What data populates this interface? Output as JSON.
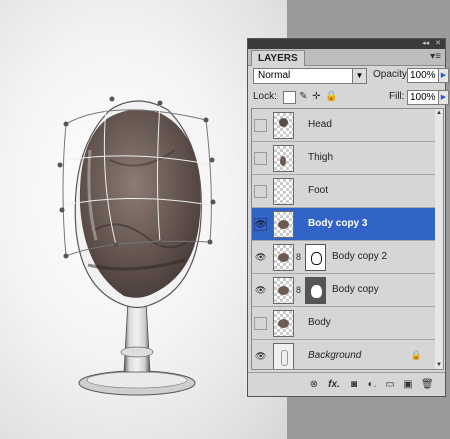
{
  "panel": {
    "title": "LAYERS",
    "titlebar_icons": [
      "collapse-icon",
      "close-icon"
    ],
    "menu_icon": "panel-menu-icon"
  },
  "blend_mode": "Normal",
  "opacity_label": "Opacity:",
  "opacity_value": "100%",
  "lock_label": "Lock:",
  "fill_label": "Fill:",
  "fill_value": "100%",
  "layers": [
    {
      "name": "Head",
      "visible": false,
      "selected": false,
      "mask": null
    },
    {
      "name": "Thigh",
      "visible": false,
      "selected": false,
      "mask": null
    },
    {
      "name": "Foot",
      "visible": false,
      "selected": false,
      "mask": null
    },
    {
      "name": "Body copy 3",
      "visible": true,
      "selected": true,
      "mask": null
    },
    {
      "name": "Body copy 2",
      "visible": true,
      "selected": false,
      "mask": "light"
    },
    {
      "name": "Body copy",
      "visible": true,
      "selected": false,
      "mask": "dark"
    },
    {
      "name": "Body",
      "visible": false,
      "selected": false,
      "mask": null
    },
    {
      "name": "Background",
      "visible": true,
      "selected": false,
      "mask": null,
      "locked": true
    }
  ],
  "footer_icons": [
    "link-icon",
    "fx-icon",
    "add-mask-icon",
    "adjustment-icon",
    "group-folder-icon",
    "new-layer-icon",
    "trash-icon"
  ],
  "footer_glyphs": [
    "⊗",
    "fx.",
    "◙",
    "◐.",
    "▭",
    "▣",
    "🗑"
  ],
  "colors": {
    "selected_row": "#3264c8",
    "panel_bg": "#d6d6d6"
  }
}
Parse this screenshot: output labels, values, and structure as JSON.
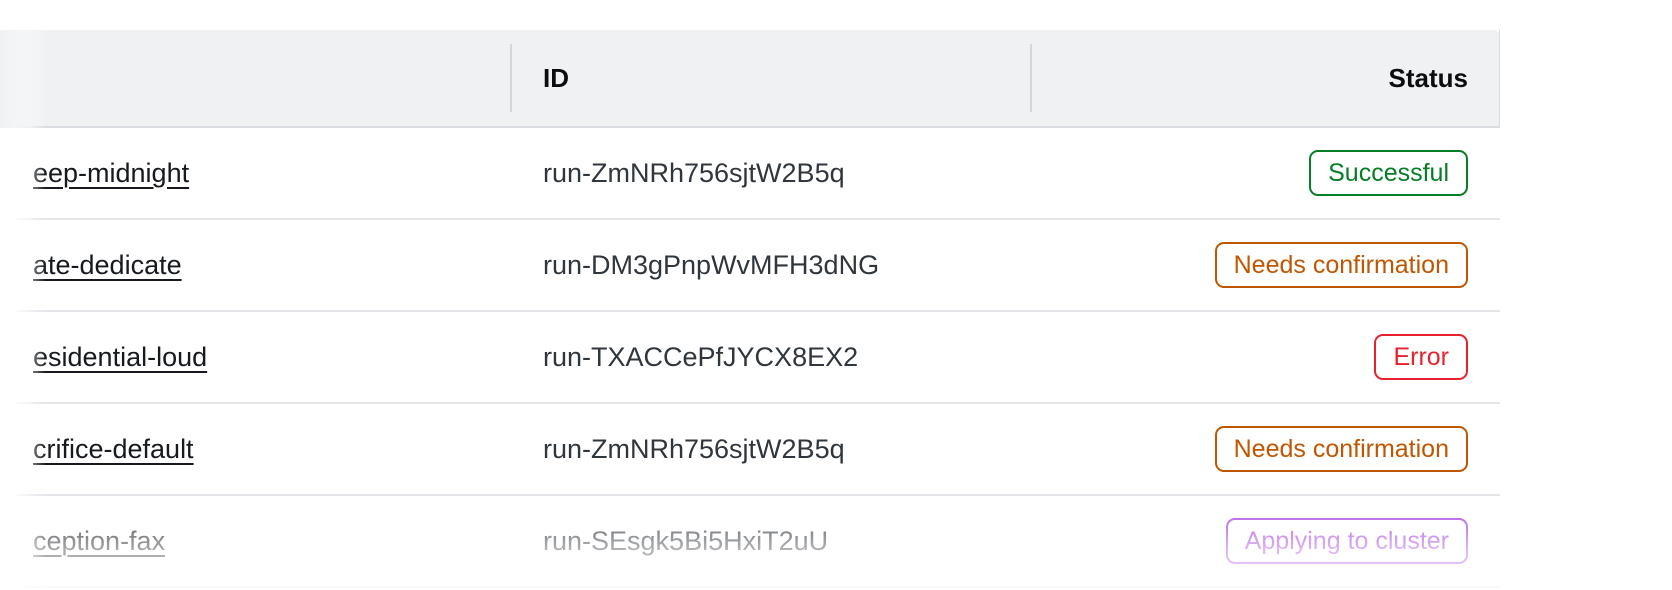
{
  "table": {
    "columns": [
      {
        "id": "name",
        "label": "",
        "align": "left"
      },
      {
        "id": "id",
        "label": "ID",
        "align": "left"
      },
      {
        "id": "status",
        "label": "Status",
        "align": "right"
      }
    ],
    "rows": [
      {
        "name": "eep-midnight",
        "run_id": "run-ZmNRh756sjtW2B5q",
        "status": "Successful",
        "status_kind": "success"
      },
      {
        "name": "ate-dedicate",
        "run_id": "run-DM3gPnpWvMFH3dNG",
        "status": "Needs confirmation",
        "status_kind": "warning"
      },
      {
        "name": "esidential-loud",
        "run_id": "run-TXACCePfJYCX8EX2",
        "status": "Error",
        "status_kind": "error"
      },
      {
        "name": "crifice-default",
        "run_id": "run-ZmNRh756sjtW2B5q",
        "status": "Needs confirmation",
        "status_kind": "warning"
      },
      {
        "name": "ception-fax",
        "run_id": "run-SEsgk5Bi5HxiT2uU",
        "status": "Applying to cluster",
        "status_kind": "progress"
      }
    ]
  },
  "colors": {
    "header_background": "#eff1f3",
    "row_border": "#e3e5e9",
    "header_border": "#d9dce0",
    "text_primary": "#16191d",
    "text_secondary": "#30363d",
    "status_success": "#067d26",
    "status_warning": "#c05600",
    "status_error": "#e8212f",
    "status_progress": "#a63ee0"
  }
}
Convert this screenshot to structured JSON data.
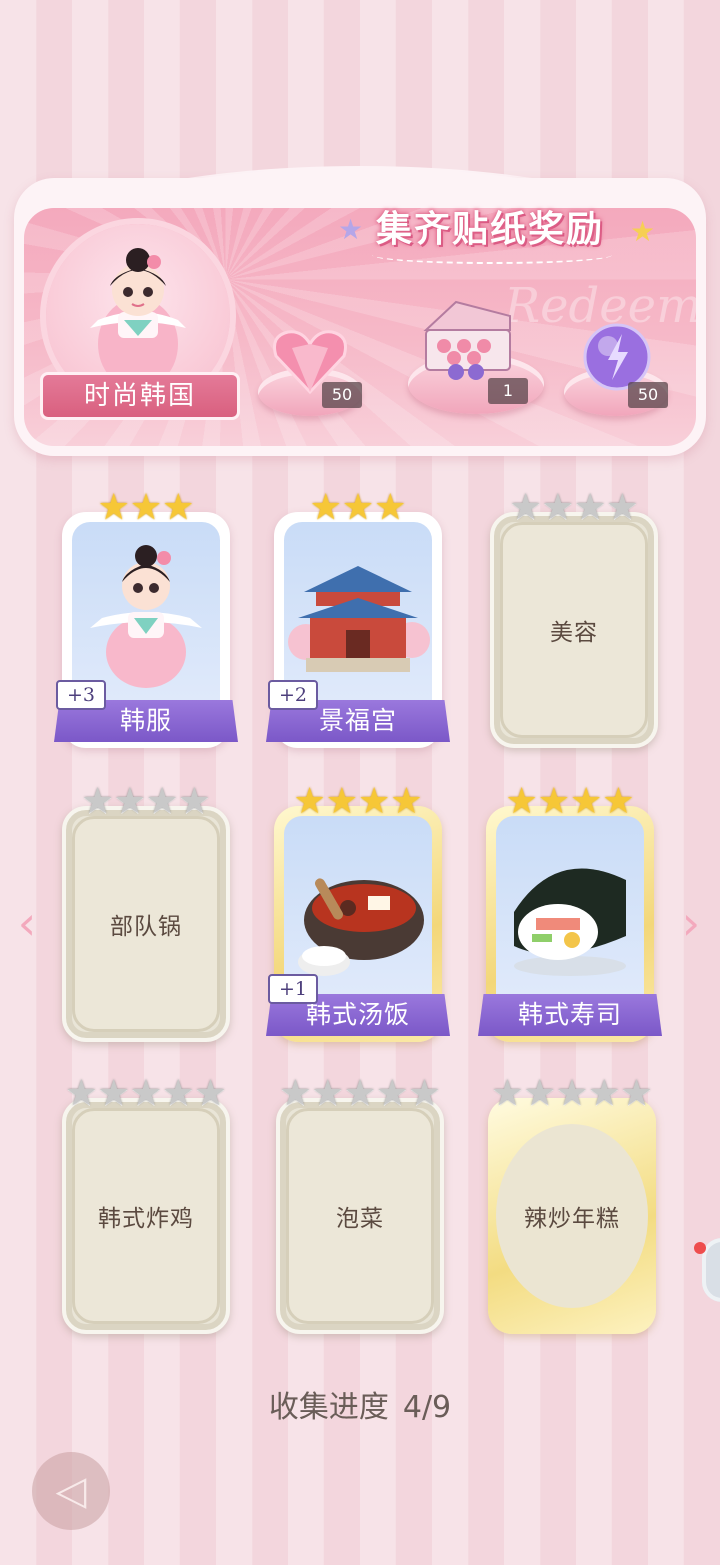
{
  "reward": {
    "title": "集齐贴纸奖励",
    "watermark": "Redeem",
    "theme_label": "时尚韩国",
    "items": [
      {
        "icon": "pink-heart-gem-icon",
        "count": "50"
      },
      {
        "icon": "gift-box-icon",
        "count": "1"
      },
      {
        "icon": "purple-lightning-orb-icon",
        "count": "50"
      }
    ]
  },
  "stickers": [
    {
      "name": "韩服",
      "stars": 3,
      "max_stars": 3,
      "owned": true,
      "plus": "+3",
      "art": "hanbok-girl-art"
    },
    {
      "name": "景福宫",
      "stars": 3,
      "max_stars": 3,
      "owned": true,
      "plus": "+2",
      "art": "gyeongbokgung-palace-art"
    },
    {
      "name": "美容",
      "stars": 0,
      "max_stars": 4,
      "owned": false
    },
    {
      "name": "部队锅",
      "stars": 0,
      "max_stars": 4,
      "owned": false
    },
    {
      "name": "韩式汤饭",
      "stars": 4,
      "max_stars": 4,
      "owned": true,
      "plus": "+1",
      "art": "korean-soup-rice-art"
    },
    {
      "name": "韩式寿司",
      "stars": 4,
      "max_stars": 4,
      "owned": true,
      "art": "kimbap-art"
    },
    {
      "name": "韩式炸鸡",
      "stars": 0,
      "max_stars": 5,
      "owned": false
    },
    {
      "name": "泡菜",
      "stars": 0,
      "max_stars": 5,
      "owned": false
    },
    {
      "name": "辣炒年糕",
      "stars": 0,
      "max_stars": 5,
      "owned": false
    }
  ],
  "progress": {
    "label": "收集进度",
    "value": "4/9",
    "collected": 4,
    "total": 9
  },
  "colors": {
    "ribbon_purple": "#8a68d3",
    "star_gold": "#f6c737",
    "star_grey": "#c9c9c9",
    "panel_pink": "#f4a9bd"
  }
}
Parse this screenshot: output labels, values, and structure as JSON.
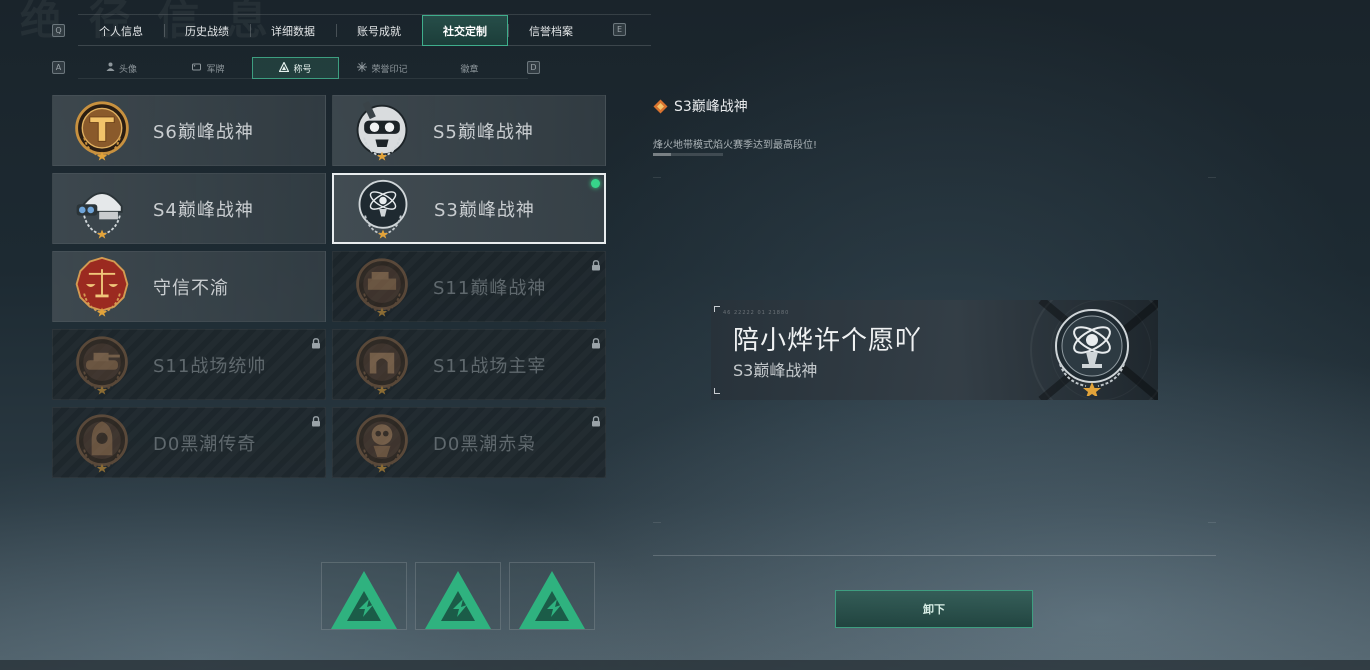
{
  "background_title": "绝 径 信 息",
  "main_tabs": {
    "left_key": "Q",
    "right_key": "E",
    "items": [
      {
        "label": "个人信息"
      },
      {
        "label": "历史战绩"
      },
      {
        "label": "详细数据"
      },
      {
        "label": "账号成就"
      },
      {
        "label": "社交定制",
        "active": true
      },
      {
        "label": "信誉档案"
      }
    ]
  },
  "sub_tabs": {
    "left_key": "A",
    "right_key": "D",
    "items": [
      {
        "label": "头像",
        "icon": "person-icon"
      },
      {
        "label": "军牌",
        "icon": "dogtag-icon"
      },
      {
        "label": "称号",
        "icon": "title-icon",
        "active": true
      },
      {
        "label": "荣誉印记",
        "icon": "honor-mark-icon"
      },
      {
        "label": "徽章",
        "icon": ""
      }
    ]
  },
  "titles": [
    {
      "name": "S6巅峰战神",
      "badge": "gold-t-emblem",
      "locked": false
    },
    {
      "name": "S5巅峰战神",
      "badge": "skull-diver-helmet",
      "locked": false
    },
    {
      "name": "S4巅峰战神",
      "badge": "nightvision-helmet",
      "locked": false
    },
    {
      "name": "S3巅峰战神",
      "badge": "armillary-sphere",
      "locked": false,
      "selected": true
    },
    {
      "name": "守信不渝",
      "badge": "justice-scales",
      "locked": false
    },
    {
      "name": "S11巅峰战神",
      "badge": "bronze-vehicle",
      "locked": true
    },
    {
      "name": "S11战场统帅",
      "badge": "bronze-tank",
      "locked": true
    },
    {
      "name": "S11战场主宰",
      "badge": "bronze-arch",
      "locked": true
    },
    {
      "name": "D0黑潮传奇",
      "badge": "bronze-hooded-figure",
      "locked": true
    },
    {
      "name": "D0黑潮赤枭",
      "badge": "bronze-skull-figure",
      "locked": true
    }
  ],
  "detail": {
    "title": "S3巅峰战神",
    "description": "烽火地带模式焰火赛季达到最高段位!"
  },
  "preview": {
    "code": "46 22222  01 21880",
    "player_name": "陪小烨许个愿吖",
    "title": "S3巅峰战神"
  },
  "action_button": "卸下",
  "colors": {
    "accent": "#3fae8c",
    "equipped_dot": "#37d48a",
    "gold": "#c89b4a",
    "bronze": "#8a6444"
  }
}
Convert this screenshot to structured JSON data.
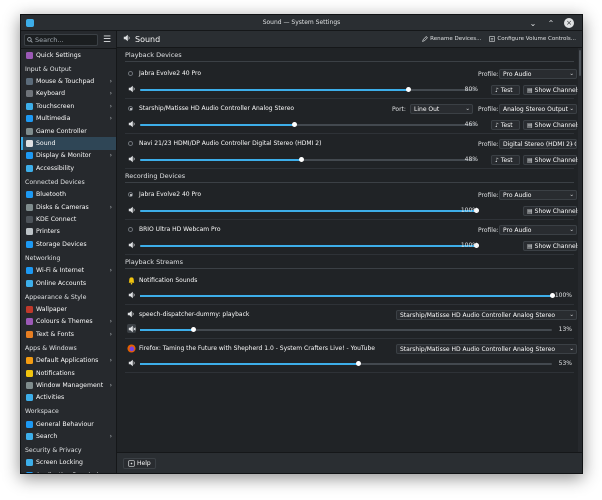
{
  "window": {
    "title": "Sound — System Settings"
  },
  "sidebar": {
    "search_placeholder": "Search...",
    "quick_settings": "Quick Settings",
    "categories": [
      {
        "label": "Input & Output",
        "items": [
          {
            "label": "Mouse & Touchpad",
            "icon": "mouse-icon",
            "color": "#5b6b7a",
            "chevron": true
          },
          {
            "label": "Keyboard",
            "icon": "keyboard-icon",
            "color": "#6e7379",
            "chevron": true
          },
          {
            "label": "Touchscreen",
            "icon": "touchscreen-icon",
            "color": "#3daee9",
            "chevron": true
          },
          {
            "label": "Multimedia",
            "icon": "multimedia-icon",
            "color": "#1d99f3",
            "chevron": true
          },
          {
            "label": "Game Controller",
            "icon": "gamepad-icon",
            "color": "#7f8c8d",
            "chevron": false
          },
          {
            "label": "Sound",
            "icon": "speaker-icon",
            "color": "#dfe1e3",
            "chevron": false,
            "active": true
          },
          {
            "label": "Display & Monitor",
            "icon": "monitor-icon",
            "color": "#1d99f3",
            "chevron": true
          },
          {
            "label": "Accessibility",
            "icon": "accessibility-icon",
            "color": "#3daee9",
            "chevron": false
          }
        ]
      },
      {
        "label": "Connected Devices",
        "items": [
          {
            "label": "Bluetooth",
            "icon": "bluetooth-icon",
            "color": "#1d99f3",
            "chevron": false
          },
          {
            "label": "Disks & Cameras",
            "icon": "disk-icon",
            "color": "#7f8c8d",
            "chevron": true
          },
          {
            "label": "KDE Connect",
            "icon": "kde-connect-icon",
            "color": "#4d5359",
            "chevron": false
          },
          {
            "label": "Printers",
            "icon": "printer-icon",
            "color": "#bdc3c7",
            "chevron": false
          },
          {
            "label": "Storage Devices",
            "icon": "storage-icon",
            "color": "#1d99f3",
            "chevron": false
          }
        ]
      },
      {
        "label": "Networking",
        "items": [
          {
            "label": "Wi-Fi & Internet",
            "icon": "wifi-icon",
            "color": "#1d99f3",
            "chevron": true
          },
          {
            "label": "Online Accounts",
            "icon": "accounts-icon",
            "color": "#3daee9",
            "chevron": false
          }
        ]
      },
      {
        "label": "Appearance & Style",
        "items": [
          {
            "label": "Wallpaper",
            "icon": "wallpaper-icon",
            "color": "#c0392b",
            "chevron": false
          },
          {
            "label": "Colours & Themes",
            "icon": "themes-icon",
            "color": "#9b59b6",
            "chevron": true
          },
          {
            "label": "Text & Fonts",
            "icon": "fonts-icon",
            "color": "#e67e22",
            "chevron": true
          }
        ]
      },
      {
        "label": "Apps & Windows",
        "items": [
          {
            "label": "Default Applications",
            "icon": "default-apps-icon",
            "color": "#f39c12",
            "chevron": true
          },
          {
            "label": "Notifications",
            "icon": "bell-icon",
            "color": "#f1c40f",
            "chevron": false
          },
          {
            "label": "Window Management",
            "icon": "window-icon",
            "color": "#7f8c8d",
            "chevron": true
          },
          {
            "label": "Activities",
            "icon": "activities-icon",
            "color": "#3daee9",
            "chevron": false
          }
        ]
      },
      {
        "label": "Workspace",
        "items": [
          {
            "label": "General Behaviour",
            "icon": "general-icon",
            "color": "#1d99f3",
            "chevron": false
          },
          {
            "label": "Search",
            "icon": "search-icon",
            "color": "#3daee9",
            "chevron": true
          }
        ]
      },
      {
        "label": "Security & Privacy",
        "items": [
          {
            "label": "Screen Locking",
            "icon": "lock-icon",
            "color": "#3daee9",
            "chevron": false
          },
          {
            "label": "Application Permissions",
            "icon": "permissions-icon",
            "color": "#1d99f3",
            "chevron": false
          }
        ]
      }
    ]
  },
  "header": {
    "title": "Sound",
    "rename_label": "Rename Devices...",
    "configure_label": "Configure Volume Controls..."
  },
  "playback": {
    "section": "Playback Devices",
    "devices": [
      {
        "name": "Jabra Evolve2 40 Pro",
        "default": false,
        "volume": 80,
        "volume_label": "80%",
        "profile": "Pro Audio",
        "port": null,
        "test": "Test",
        "channels": "Show Channels"
      },
      {
        "name": "Starship/Matisse HD Audio Controller Analog Stereo",
        "default": true,
        "volume": 46,
        "volume_label": "46%",
        "profile": "Analog Stereo Output",
        "port": "Line Out",
        "test": "Test",
        "channels": "Show Channels"
      },
      {
        "name": "Navi 21/23 HDMI/DP Audio Controller Digital Stereo (HDMI 2)",
        "default": false,
        "volume": 48,
        "volume_label": "48%",
        "profile": "Digital Stereo (HDMI 2) O",
        "port": null,
        "test": "Test",
        "channels": "Show Channels"
      }
    ]
  },
  "recording": {
    "section": "Recording Devices",
    "devices": [
      {
        "name": "Jabra Evolve2 40 Pro",
        "default": true,
        "volume": 100,
        "volume_label": "100%",
        "profile": "Pro Audio",
        "channels": "Show Channels"
      },
      {
        "name": "BRIO Ultra HD Webcam Pro",
        "default": false,
        "volume": 100,
        "volume_label": "100%",
        "profile": "Pro Audio",
        "channels": "Show Channels"
      }
    ]
  },
  "streams": {
    "section": "Playback Streams",
    "items": [
      {
        "name": "Notification Sounds",
        "icon": "bell-icon",
        "volume": 100,
        "volume_label": "100%",
        "device": null,
        "muted": false
      },
      {
        "name": "speech-dispatcher-dummy: playback",
        "icon": "speaker-icon",
        "volume": 13,
        "volume_label": "13%",
        "device": "Starship/Matisse HD Audio Controller Analog Stereo",
        "muted": true
      },
      {
        "name": "Firefox: Taming the Future with Shepherd 1.0 - System Crafters Live! - YouTube",
        "icon": "firefox-icon",
        "volume": 53,
        "volume_label": "53%",
        "device": "Starship/Matisse HD Audio Controller Analog Stereo",
        "muted": false
      }
    ]
  },
  "labels": {
    "profile": "Profile:",
    "port": "Port:"
  },
  "footer": {
    "help": "Help"
  },
  "colors": {
    "accent": "#3daee9",
    "window_bg": "#202326",
    "sidebar_bg": "#26292d"
  }
}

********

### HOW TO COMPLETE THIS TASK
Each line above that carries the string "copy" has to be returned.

### FINAL ANSWER
      "name": "Body copy 3",
      "name": "Body copy 2",
      "name": "Body copy",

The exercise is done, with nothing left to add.